------ INPUT RECORDS ------

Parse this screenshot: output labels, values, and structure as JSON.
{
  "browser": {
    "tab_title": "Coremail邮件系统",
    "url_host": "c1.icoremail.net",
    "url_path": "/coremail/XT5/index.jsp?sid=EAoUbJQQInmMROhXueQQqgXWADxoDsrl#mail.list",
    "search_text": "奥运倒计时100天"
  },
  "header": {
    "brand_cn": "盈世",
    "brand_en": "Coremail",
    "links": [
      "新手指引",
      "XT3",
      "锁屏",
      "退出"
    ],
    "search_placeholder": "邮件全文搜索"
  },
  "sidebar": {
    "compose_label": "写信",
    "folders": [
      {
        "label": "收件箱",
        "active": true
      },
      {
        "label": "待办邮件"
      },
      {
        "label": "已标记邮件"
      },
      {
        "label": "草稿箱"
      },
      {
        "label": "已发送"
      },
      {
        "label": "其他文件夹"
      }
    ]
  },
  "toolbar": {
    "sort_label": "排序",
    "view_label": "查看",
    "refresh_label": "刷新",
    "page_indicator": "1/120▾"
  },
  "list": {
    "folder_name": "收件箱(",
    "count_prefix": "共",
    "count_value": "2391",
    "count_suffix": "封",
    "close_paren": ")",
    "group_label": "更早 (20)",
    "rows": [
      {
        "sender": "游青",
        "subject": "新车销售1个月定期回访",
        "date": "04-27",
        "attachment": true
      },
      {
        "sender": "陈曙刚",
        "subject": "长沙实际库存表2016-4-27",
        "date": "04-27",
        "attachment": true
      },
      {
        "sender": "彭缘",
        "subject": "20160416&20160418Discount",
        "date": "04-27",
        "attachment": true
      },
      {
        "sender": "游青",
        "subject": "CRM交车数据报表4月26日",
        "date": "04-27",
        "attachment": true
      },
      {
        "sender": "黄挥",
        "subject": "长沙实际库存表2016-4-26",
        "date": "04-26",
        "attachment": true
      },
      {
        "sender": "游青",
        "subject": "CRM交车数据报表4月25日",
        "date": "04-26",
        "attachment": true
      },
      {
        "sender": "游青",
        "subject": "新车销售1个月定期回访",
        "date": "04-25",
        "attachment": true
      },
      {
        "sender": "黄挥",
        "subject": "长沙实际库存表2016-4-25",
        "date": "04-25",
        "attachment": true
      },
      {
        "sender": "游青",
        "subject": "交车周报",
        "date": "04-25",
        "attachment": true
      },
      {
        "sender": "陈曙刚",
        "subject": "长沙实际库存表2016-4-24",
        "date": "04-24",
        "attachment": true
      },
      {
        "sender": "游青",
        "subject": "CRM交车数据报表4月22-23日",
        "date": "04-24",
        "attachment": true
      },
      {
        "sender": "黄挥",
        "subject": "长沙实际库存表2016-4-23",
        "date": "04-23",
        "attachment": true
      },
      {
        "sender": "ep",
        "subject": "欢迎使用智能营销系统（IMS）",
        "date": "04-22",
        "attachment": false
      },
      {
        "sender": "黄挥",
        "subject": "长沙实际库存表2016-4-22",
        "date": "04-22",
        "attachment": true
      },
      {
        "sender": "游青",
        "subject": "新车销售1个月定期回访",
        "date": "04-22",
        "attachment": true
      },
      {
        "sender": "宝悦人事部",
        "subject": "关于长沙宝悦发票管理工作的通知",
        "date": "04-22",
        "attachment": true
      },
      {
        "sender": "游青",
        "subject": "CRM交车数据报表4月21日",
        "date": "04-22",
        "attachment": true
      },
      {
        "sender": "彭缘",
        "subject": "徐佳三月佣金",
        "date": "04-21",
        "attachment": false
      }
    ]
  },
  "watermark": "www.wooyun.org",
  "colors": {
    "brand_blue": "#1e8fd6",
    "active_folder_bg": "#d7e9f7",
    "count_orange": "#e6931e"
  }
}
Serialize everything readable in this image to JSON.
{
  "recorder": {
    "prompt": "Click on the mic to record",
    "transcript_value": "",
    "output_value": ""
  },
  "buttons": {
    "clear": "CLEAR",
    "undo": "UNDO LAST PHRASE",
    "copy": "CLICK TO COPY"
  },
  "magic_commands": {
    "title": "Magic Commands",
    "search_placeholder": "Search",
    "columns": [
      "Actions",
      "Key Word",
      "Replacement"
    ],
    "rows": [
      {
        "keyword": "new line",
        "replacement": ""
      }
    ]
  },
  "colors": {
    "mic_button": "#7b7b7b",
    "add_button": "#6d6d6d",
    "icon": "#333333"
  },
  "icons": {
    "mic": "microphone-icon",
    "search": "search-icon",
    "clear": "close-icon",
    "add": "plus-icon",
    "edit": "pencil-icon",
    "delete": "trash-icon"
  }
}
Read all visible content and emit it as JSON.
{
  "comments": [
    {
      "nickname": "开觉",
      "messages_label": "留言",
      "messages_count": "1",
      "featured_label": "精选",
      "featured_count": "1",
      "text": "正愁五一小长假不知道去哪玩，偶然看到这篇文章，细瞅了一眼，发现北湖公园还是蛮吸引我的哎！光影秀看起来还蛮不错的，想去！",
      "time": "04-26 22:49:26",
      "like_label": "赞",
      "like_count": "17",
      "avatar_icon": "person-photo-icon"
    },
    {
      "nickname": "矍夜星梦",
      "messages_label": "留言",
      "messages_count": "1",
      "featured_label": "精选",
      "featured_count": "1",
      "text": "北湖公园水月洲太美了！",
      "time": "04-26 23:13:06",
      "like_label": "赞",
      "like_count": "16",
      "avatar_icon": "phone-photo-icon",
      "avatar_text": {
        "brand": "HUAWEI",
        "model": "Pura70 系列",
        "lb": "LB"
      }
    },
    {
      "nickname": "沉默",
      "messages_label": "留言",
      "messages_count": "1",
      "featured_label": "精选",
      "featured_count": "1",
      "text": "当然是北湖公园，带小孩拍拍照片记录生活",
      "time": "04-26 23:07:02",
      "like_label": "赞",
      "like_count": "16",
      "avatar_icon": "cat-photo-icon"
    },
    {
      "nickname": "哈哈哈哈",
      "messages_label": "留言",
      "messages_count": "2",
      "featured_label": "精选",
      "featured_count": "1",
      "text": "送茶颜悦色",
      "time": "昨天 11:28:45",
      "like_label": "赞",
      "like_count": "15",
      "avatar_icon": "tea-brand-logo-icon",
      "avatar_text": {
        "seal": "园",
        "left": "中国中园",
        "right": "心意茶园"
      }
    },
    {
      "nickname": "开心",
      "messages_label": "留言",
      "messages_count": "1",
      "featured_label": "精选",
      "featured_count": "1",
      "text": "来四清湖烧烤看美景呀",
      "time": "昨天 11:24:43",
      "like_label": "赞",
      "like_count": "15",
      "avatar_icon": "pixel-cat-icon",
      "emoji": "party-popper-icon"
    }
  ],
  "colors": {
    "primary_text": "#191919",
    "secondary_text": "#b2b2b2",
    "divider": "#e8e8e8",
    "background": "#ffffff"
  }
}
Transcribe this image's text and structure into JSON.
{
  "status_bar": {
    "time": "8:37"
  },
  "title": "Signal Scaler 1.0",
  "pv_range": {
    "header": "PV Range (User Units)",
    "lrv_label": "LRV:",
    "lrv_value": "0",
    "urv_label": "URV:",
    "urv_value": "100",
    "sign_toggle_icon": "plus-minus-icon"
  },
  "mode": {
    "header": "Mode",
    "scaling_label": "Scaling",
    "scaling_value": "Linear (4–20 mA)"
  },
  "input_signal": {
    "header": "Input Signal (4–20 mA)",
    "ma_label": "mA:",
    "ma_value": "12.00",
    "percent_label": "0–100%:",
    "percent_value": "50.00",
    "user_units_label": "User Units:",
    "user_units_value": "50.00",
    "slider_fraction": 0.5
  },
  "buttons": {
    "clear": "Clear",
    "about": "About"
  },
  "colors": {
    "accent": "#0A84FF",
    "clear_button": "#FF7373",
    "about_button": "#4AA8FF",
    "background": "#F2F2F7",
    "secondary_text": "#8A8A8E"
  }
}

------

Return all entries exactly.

ANSWER TO THE PROBLEM —
Parse this screenshot: output labels, values, and structure as JSON.
{
  "browser": {
    "tab_title": "Coremail邮件系统",
    "url_host": "c1.icoremail.net",
    "url_path": "/coremail/XT5/index.jsp?sid=EAoUbJQQInmMROhXueQQqgXWADxoDsrl#mail.list",
    "search_text": "奥运倒计时100天"
  },
  "header": {
    "brand_cn": "盈世",
    "brand_en": "Coremail",
    "links": [
      "新手指引",
      "XT3",
      "锁屏",
      "退出"
    ],
    "search_placeholder": "邮件全文搜索"
  },
  "sidebar": {
    "compose_label": "写信",
    "folders": [
      {
        "label": "收件箱",
        "active": true
      },
      {
        "label": "待办邮件"
      },
      {
        "label": "已标记邮件"
      },
      {
        "label": "草稿箱"
      },
      {
        "label": "已发送"
      },
      {
        "label": "其他文件夹"
      }
    ]
  },
  "toolbar": {
    "sort_label": "排序",
    "view_label": "查看",
    "refresh_label": "刷新",
    "page_indicator": "1/120▾"
  },
  "list": {
    "folder_name": "收件箱(",
    "count_prefix": "共",
    "count_value": "2391",
    "count_suffix": "封",
    "close_paren": ")",
    "group_label": "更早 (20)",
    "rows": [
      {
        "sender": "游青",
        "subject": "新车销售1个月定期回访",
        "date": "04-27",
        "attachment": true
      },
      {
        "sender": "陈曙刚",
        "subject": "长沙实际库存表2016-4-27",
        "date": "04-27",
        "attachment": true
      },
      {
        "sender": "彭缘",
        "subject": "20160416&20160418Discount",
        "date": "04-27",
        "attachment": true
      },
      {
        "sender": "游青",
        "subject": "CRM交车数据报表4月26日",
        "date": "04-27",
        "attachment": true
      },
      {
        "sender": "黄挥",
        "subject": "长沙实际库存表2016-4-26",
        "date": "04-26",
        "attachment": true
      },
      {
        "sender": "游青",
        "subject": "CRM交车数据报表4月25日",
        "date": "04-26",
        "attachment": true
      },
      {
        "sender": "游青",
        "subject": "新车销售1个月定期回访",
        "date": "04-25",
        "attachment": true
      },
      {
        "sender": "黄挥",
        "subject": "长沙实际库存表2016-4-25",
        "date": "04-25",
        "attachment": true
      },
      {
        "sender": "游青",
        "subject": "交车周报",
        "date": "04-25",
        "attachment": true
      },
      {
        "sender": "陈曙刚",
        "subject": "长沙实际库存表2016-4-24",
        "date": "04-24",
        "attachment": true
      },
      {
        "sender": "游青",
        "subject": "CRM交车数据报表4月22-23日",
        "date": "04-24",
        "attachment": true
      },
      {
        "sender": "黄挥",
        "subject": "长沙实际库存表2016-4-23",
        "date": "04-23",
        "attachment": true
      },
      {
        "sender": "ep",
        "subject": "欢迎使用智能营销系统（IMS）",
        "date": "04-22",
        "attachment": false
      },
      {
        "sender": "黄挥",
        "subject": "长沙实际库存表2016-4-22",
        "date": "04-22",
        "attachment": true
      },
      {
        "sender": "游青",
        "subject": "新车销售1个月定期回访",
        "date": "04-22",
        "attachment": true
      },
      {
        "sender": "宝悦人事部",
        "subject": "关于长沙宝悦发票管理工作的通知",
        "date": "04-22",
        "attachment": true
      },
      {
        "sender": "游青",
        "subject": "CRM交车数据报表4月21日",
        "date": "04-22",
        "attachment": true
      },
      {
        "sender": "彭缘",
        "subject": "徐佳三月佣金",
        "date": "04-21",
        "attachment": false
      }
    ]
  },
  "watermark": "www.wooyun.org",
  "colors": {
    "brand_blue": "#1e8fd6",
    "active_folder_bg": "#d7e9f7",
    "count_orange": "#e6931e"
  }
}
Serialize everything readable in this image to JSON.
{
  "recorder": {
    "prompt": "Click on the mic to record",
    "transcript_value": "",
    "output_value": ""
  },
  "buttons": {
    "clear": "CLEAR",
    "undo": "UNDO LAST PHRASE",
    "copy": "CLICK TO COPY"
  },
  "magic_commands": {
    "title": "Magic Commands",
    "search_placeholder": "Search",
    "columns": [
      "Actions",
      "Key Word",
      "Replacement"
    ],
    "rows": [
      {
        "keyword": "new line",
        "replacement": ""
      }
    ]
  },
  "colors": {
    "mic_button": "#7b7b7b",
    "add_button": "#6d6d6d",
    "icon": "#333333"
  },
  "icons": {
    "mic": "microphone-icon",
    "search": "search-icon",
    "clear": "close-icon",
    "add": "plus-icon",
    "edit": "pencil-icon",
    "delete": "trash-icon"
  }
}
Read all visible content and emit it as JSON.
{
  "comments": [
    {
      "nickname": "开觉",
      "messages_label": "留言",
      "messages_count": "1",
      "featured_label": "精选",
      "featured_count": "1",
      "text": "正愁五一小长假不知道去哪玩，偶然看到这篇文章，细瞅了一眼，发现北湖公园还是蛮吸引我的哎！光影秀看起来还蛮不错的，想去！",
      "time": "04-26 22:49:26",
      "like_label": "赞",
      "like_count": "17",
      "avatar_icon": "person-photo-icon"
    },
    {
      "nickname": "矍夜星梦",
      "messages_label": "留言",
      "messages_count": "1",
      "featured_label": "精选",
      "featured_count": "1",
      "text": "北湖公园水月洲太美了！",
      "time": "04-26 23:13:06",
      "like_label": "赞",
      "like_count": "16",
      "avatar_icon": "phone-photo-icon",
      "avatar_text": {
        "brand": "HUAWEI",
        "model": "Pura70 系列",
        "lb": "LB"
      }
    },
    {
      "nickname": "沉默",
      "messages_label": "留言",
      "messages_count": "1",
      "featured_label": "精选",
      "featured_count": "1",
      "text": "当然是北湖公园，带小孩拍拍照片记录生活",
      "time": "04-26 23:07:02",
      "like_label": "赞",
      "like_count": "16",
      "avatar_icon": "cat-photo-icon"
    },
    {
      "nickname": "哈哈哈哈",
      "messages_label": "留言",
      "messages_count": "2",
      "featured_label": "精选",
      "featured_count": "1",
      "text": "送茶颜悦色",
      "time": "昨天 11:28:45",
      "like_label": "赞",
      "like_count": "15",
      "avatar_icon": "tea-brand-logo-icon",
      "avatar_text": {
        "seal": "园",
        "left": "中国中园",
        "right": "心意茶园"
      }
    },
    {
      "nickname": "开心",
      "messages_label": "留言",
      "messages_count": "1",
      "featured_label": "精选",
      "featured_count": "1",
      "text": "来四清湖烧烤看美景呀",
      "time": "昨天 11:24:43",
      "like_label": "赞",
      "like_count": "15",
      "avatar_icon": "pixel-cat-icon",
      "emoji": "party-popper-icon"
    }
  ],
  "colors": {
    "primary_text": "#191919",
    "secondary_text": "#b2b2b2",
    "divider": "#e8e8e8",
    "background": "#ffffff"
  }
}
Transcribe this image's text and structure into JSON.
{
  "status_bar": {
    "time": "8:37"
  },
  "title": "Signal Scaler 1.0",
  "pv_range": {
    "header": "PV Range (User Units)",
    "lrv_label": "LRV:",
    "lrv_value": "0",
    "urv_label": "URV:",
    "urv_value": "100",
    "sign_toggle_icon": "plus-minus-icon"
  },
  "mode": {
    "header": "Mode",
    "scaling_label": "Scaling",
    "scaling_value": "Linear (4–20 mA)"
  },
  "input_signal": {
    "header": "Input Signal (4–20 mA)",
    "ma_label": "mA:",
    "ma_value": "12.00",
    "percent_label": "0–100%:",
    "percent_value": "50.00",
    "user_units_label": "User Units:",
    "user_units_value": "50.00",
    "slider_fraction": 0.5
  },
  "buttons": {
    "clear": "Clear",
    "about": "About"
  },
  "colors": {
    "accent": "#0A84FF",
    "clear_button": "#FF7373",
    "about_button": "#4AA8FF",
    "background": "#F2F2F7",
    "secondary_text": "#8A8A8E"
  }
}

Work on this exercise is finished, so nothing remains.